I have spent many years working in hospitals and have trained in medical telemetry, stepdown, ICU, emergency and trauma areas. I have begun to understand hospital operations on a macro (large) and micro (small) scale. I have learned that a master’s in business is the key to managing hospital resources. Looking ahead to the future, my work goal is chief nursing officer, chief executive officer or chief operating officer. Gathering more business tools is what an MBA offers; training to be a better version of myself involves hard work in data gathering and analysis.

What do you hope to accomplish in the next 10 years?

In 10 years, I want to be in a position of influence or be an agent of change. I began my higher-education journey in hopes of becoming better paid. Now, my sights on wealth dominance have altered to a different reality. How can I better prepare my family to join a workforce that non-Natives dominate? I want to teach my children the value and importance of education. I want my offspring’s kids to be prepared to fight back and gain a foothold in the business world.

Who influenced you to pursue higher education?

I remember my nursing school dean, Dr. Brenda Harrell. Before joining her program, I asked if many guys pursued nursing. She explained how my life could be different by becoming a nurse. During the program, I had failed one semester and thought the world would cave in on me. Dr. Harrell was there to pick me up and not feel sorry for me, but encourage me to go forward. I still remember the day I graduated; she gave me a big hug and smile and told me my work was only getting started.

I graduated with my MSN many years after beginning my nursing journey. After being accepted recently into a doctorate program in business, I shared my good news with my retired professor, and I felt tears of joy as I listened to the crack in her voice over the phone.

Did you face any obstacles while attending college/university? If so, how did you overcome them?

The wall of obstacles blocking my path will stop me—if I allow it. At one point I started an MBA program at Pepperdine University, but I had to transfer to a lower-cost school because it was too expensive. My point would be this: Keep moving forward, and don’t let words, things or people block your path.

Is there anyone you would like to thank for their support as you pursued your education?
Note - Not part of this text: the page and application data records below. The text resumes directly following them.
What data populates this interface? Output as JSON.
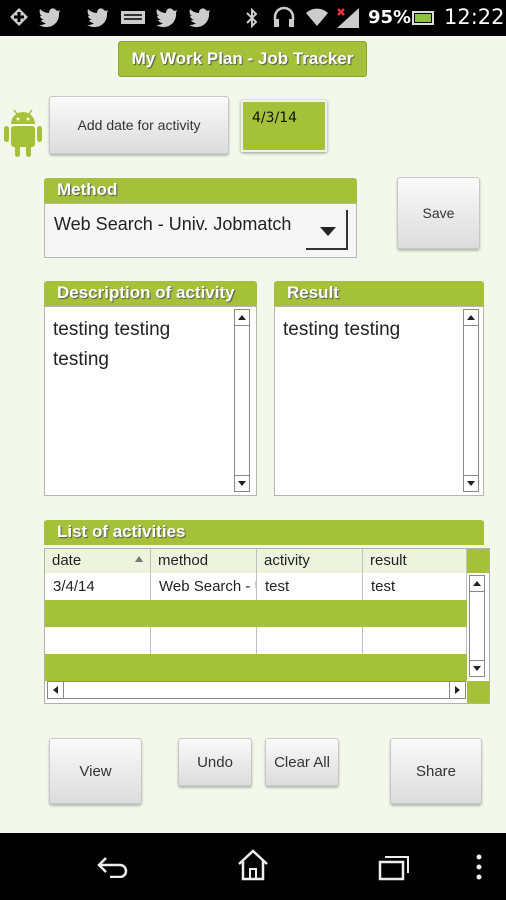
{
  "status_bar": {
    "battery_percent": "95%",
    "time": "12:22",
    "icons": [
      "add-icon",
      "twitter-icon",
      "twitter-icon",
      "keyboard-icon",
      "twitter-icon",
      "twitter-icon",
      "bluetooth-icon",
      "headset-icon",
      "wifi-icon",
      "signal-icon",
      "battery-icon"
    ]
  },
  "app": {
    "title": "My Work Plan - Job Tracker",
    "accent_color": "#a4c139"
  },
  "date_row": {
    "add_date_label": "Add date for activity",
    "date_value": "4/3/14"
  },
  "method": {
    "label": "Method",
    "selected": "Web Search - Univ. Jobmatch"
  },
  "save_label": "Save",
  "description": {
    "label": "Description of activity",
    "value": "testing testing testing"
  },
  "result": {
    "label": "Result",
    "value": "testing testing"
  },
  "activities": {
    "label": "List of activities",
    "columns": [
      "date",
      "method",
      "activity",
      "result"
    ],
    "rows": [
      [
        "3/4/14",
        "Web Search - Univ. Jobmatch",
        "test",
        "test"
      ]
    ]
  },
  "buttons": {
    "view": "View",
    "undo": "Undo",
    "clear_all": "Clear All",
    "share": "Share"
  },
  "nav_icons": [
    "back-icon",
    "home-icon",
    "recent-apps-icon",
    "overflow-menu-icon"
  ]
}
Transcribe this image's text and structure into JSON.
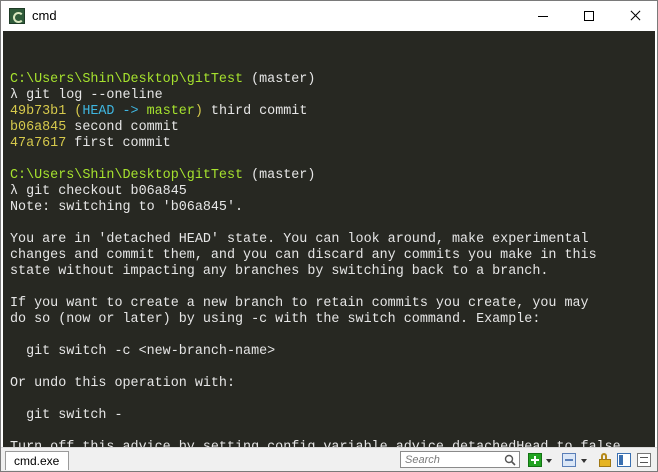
{
  "window": {
    "title": "cmd",
    "icon": "cmder-icon"
  },
  "terminal": {
    "lines": [
      {
        "segments": []
      },
      {
        "segments": [
          {
            "text": "C:\\Users\\Shin\\Desktop\\gitTest",
            "color": "#a6e22e"
          },
          {
            "text": " (master)",
            "color": "#e6e6e6"
          }
        ]
      },
      {
        "segments": [
          {
            "text": "λ git log --oneline",
            "color": "#e6e6e6"
          }
        ]
      },
      {
        "segments": [
          {
            "text": "49b73b1",
            "color": "#d6c94c"
          },
          {
            "text": " (",
            "color": "#d6c94c"
          },
          {
            "text": "HEAD -> ",
            "color": "#3fb6e0"
          },
          {
            "text": "master",
            "color": "#a6e22e"
          },
          {
            "text": ")",
            "color": "#d6c94c"
          },
          {
            "text": " third commit",
            "color": "#e6e6e6"
          }
        ]
      },
      {
        "segments": [
          {
            "text": "b06a845",
            "color": "#d6c94c"
          },
          {
            "text": " second commit",
            "color": "#e6e6e6"
          }
        ]
      },
      {
        "segments": [
          {
            "text": "47a7617",
            "color": "#d6c94c"
          },
          {
            "text": " first commit",
            "color": "#e6e6e6"
          }
        ]
      },
      {
        "segments": []
      },
      {
        "segments": [
          {
            "text": "C:\\Users\\Shin\\Desktop\\gitTest",
            "color": "#a6e22e"
          },
          {
            "text": " (master)",
            "color": "#e6e6e6"
          }
        ]
      },
      {
        "segments": [
          {
            "text": "λ git checkout b06a845",
            "color": "#e6e6e6"
          }
        ]
      },
      {
        "segments": [
          {
            "text": "Note: switching to 'b06a845'.",
            "color": "#e6e6e6"
          }
        ]
      },
      {
        "segments": []
      },
      {
        "segments": [
          {
            "text": "You are in 'detached HEAD' state. You can look around, make experimental",
            "color": "#e6e6e6"
          }
        ]
      },
      {
        "segments": [
          {
            "text": "changes and commit them, and you can discard any commits you make in this",
            "color": "#e6e6e6"
          }
        ]
      },
      {
        "segments": [
          {
            "text": "state without impacting any branches by switching back to a branch.",
            "color": "#e6e6e6"
          }
        ]
      },
      {
        "segments": []
      },
      {
        "segments": [
          {
            "text": "If you want to create a new branch to retain commits you create, you may",
            "color": "#e6e6e6"
          }
        ]
      },
      {
        "segments": [
          {
            "text": "do so (now or later) by using -c with the switch command. Example:",
            "color": "#e6e6e6"
          }
        ]
      },
      {
        "segments": []
      },
      {
        "segments": [
          {
            "text": "  git switch -c <new-branch-name>",
            "color": "#e6e6e6"
          }
        ]
      },
      {
        "segments": []
      },
      {
        "segments": [
          {
            "text": "Or undo this operation with:",
            "color": "#e6e6e6"
          }
        ]
      },
      {
        "segments": []
      },
      {
        "segments": [
          {
            "text": "  git switch -",
            "color": "#e6e6e6"
          }
        ]
      },
      {
        "segments": []
      },
      {
        "segments": [
          {
            "text": "Turn off this advice by setting config variable advice.detachedHead to false",
            "color": "#e6e6e6"
          }
        ]
      }
    ]
  },
  "statusbar": {
    "tab_label": "cmd.exe",
    "search_placeholder": "Search"
  },
  "colors": {
    "terminal_bg": "#272822",
    "path_green": "#a6e22e",
    "hash_yellow": "#d6c94c",
    "head_blue": "#3fb6e0"
  }
}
I’d like to thank my wife, Rose, for bearing with me through some gut-wrenching times. My children supported me with hugs and kisses, and [I’d like to thank] Luisa Ashtari for all the help she provides. [Thank you to all] the instructors for really developing quality programs that challenge my mental growth as a professional. They are the true heroes that go unsung, and I can’t begin to thank them enough. Northern Arizona University gets my thanks for having such terrific teachers and excellent faculty support. I want to give a huge thank-you to Mario West, Gabe Munoz, Tonya Coakley and Rebecca Ronstadt-Contreras at SRPMIC Higher Education for guiding me through the tribe’s financial aid support.

Who are your parents and grandparents?
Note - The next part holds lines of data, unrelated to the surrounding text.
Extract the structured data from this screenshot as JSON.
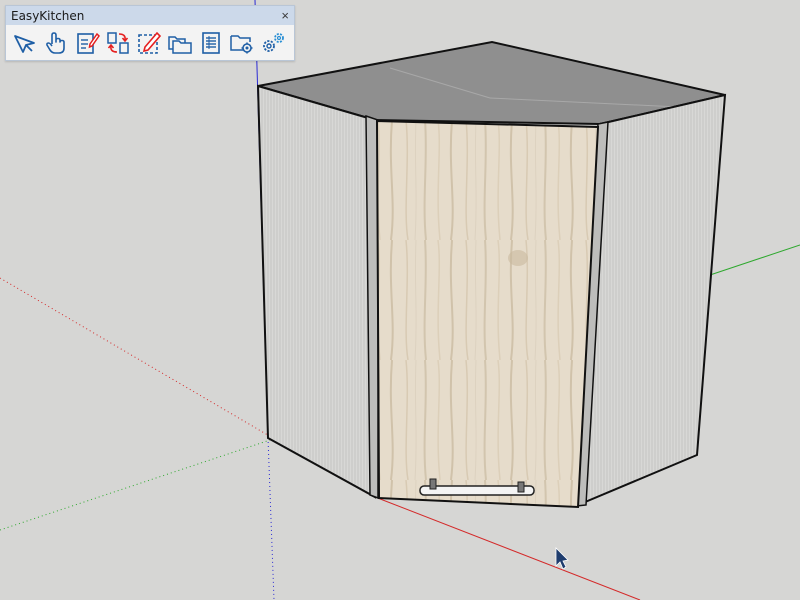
{
  "toolbar": {
    "title": "EasyKitchen",
    "close_glyph": "×",
    "buttons": [
      {
        "name": "select-arrow-icon"
      },
      {
        "name": "pan-hand-icon"
      },
      {
        "name": "edit-document-icon"
      },
      {
        "name": "swap-cabinets-icon"
      },
      {
        "name": "edit-selection-icon"
      },
      {
        "name": "folders-icon"
      },
      {
        "name": "cut-list-report-icon"
      },
      {
        "name": "folder-settings-icon"
      },
      {
        "name": "settings-gears-icon"
      }
    ]
  },
  "colors": {
    "background": "#d6d6d4",
    "titlebar": "#ccd9ea",
    "icon_blue": "#1f5fa6",
    "icon_red": "#e52020",
    "axis_red": "#d42a2a",
    "axis_green": "#2ea82e",
    "axis_blue": "#2a2ad4"
  }
}
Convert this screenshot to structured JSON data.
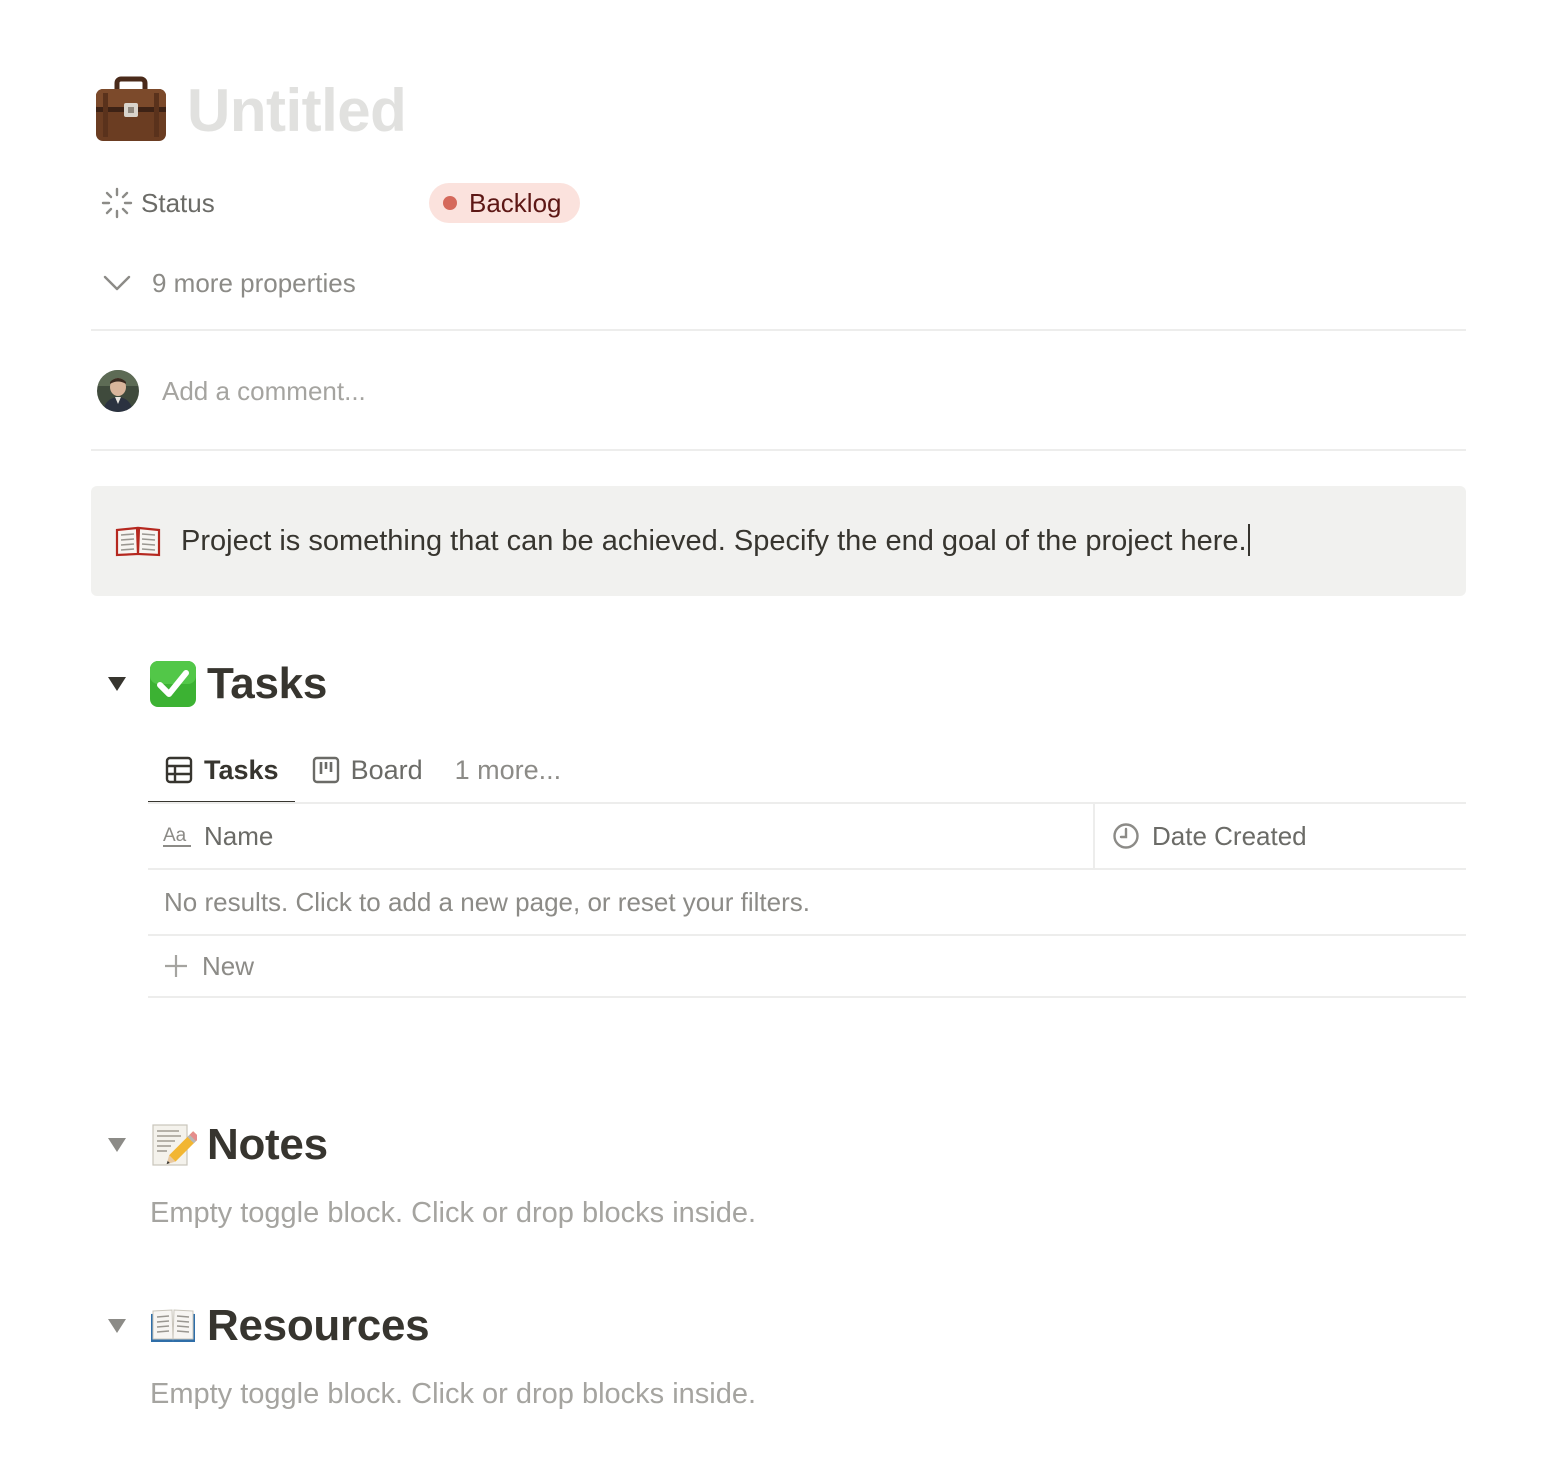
{
  "page": {
    "icon": "briefcase-icon",
    "title": "Untitled"
  },
  "properties": {
    "status": {
      "icon": "status-spinner-icon",
      "label": "Status",
      "value": "Backlog",
      "pill_bg": "#fbe2dd",
      "pill_text": "#5d1715",
      "dot_color": "#d5695b"
    },
    "more_label": "9 more properties"
  },
  "comment": {
    "placeholder": "Add a comment..."
  },
  "callout": {
    "icon": "open-book-icon",
    "text": "Project is something that can be achieved. Specify the end goal of the project here."
  },
  "sections": {
    "tasks": {
      "emoji": "check-mark-button-icon",
      "title": "Tasks",
      "views": [
        {
          "label": "Tasks",
          "icon": "table-icon",
          "active": true
        },
        {
          "label": "Board",
          "icon": "board-icon",
          "active": false
        },
        {
          "label": "1 more...",
          "icon": "",
          "active": false
        }
      ],
      "table": {
        "columns": [
          {
            "label": "Name",
            "icon": "text-aa-icon"
          },
          {
            "label": "Date Created",
            "icon": "clock-icon"
          }
        ],
        "empty_text": "No results. Click to add a new page, or reset your filters.",
        "new_label": "New"
      }
    },
    "notes": {
      "emoji": "memo-icon",
      "title": "Notes",
      "empty_text": "Empty toggle block. Click or drop blocks inside."
    },
    "resources": {
      "emoji": "open-book-icon",
      "title": "Resources",
      "empty_text": "Empty toggle block. Click or drop blocks inside."
    }
  },
  "colors": {
    "text": "#37352f",
    "muted": "#8c8b87",
    "placeholder": "#a5a4a0",
    "divider": "#ededec",
    "callout_bg": "#f1f1ef",
    "title_placeholder": "#e1e1df"
  }
}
My parents are Paul and Terri Gonzales; my brother is Ricky Gonzales and my sister is Vicky Gonzales. [Thank you to my] grandma Francis Kisto and Tammy Kisto. Thank you for the love and support you show me. I want to say thank you to all my relatives for helping this kid become a responsible adult; all the words and wisdom shared have been of value. I love and thank each and every one of you.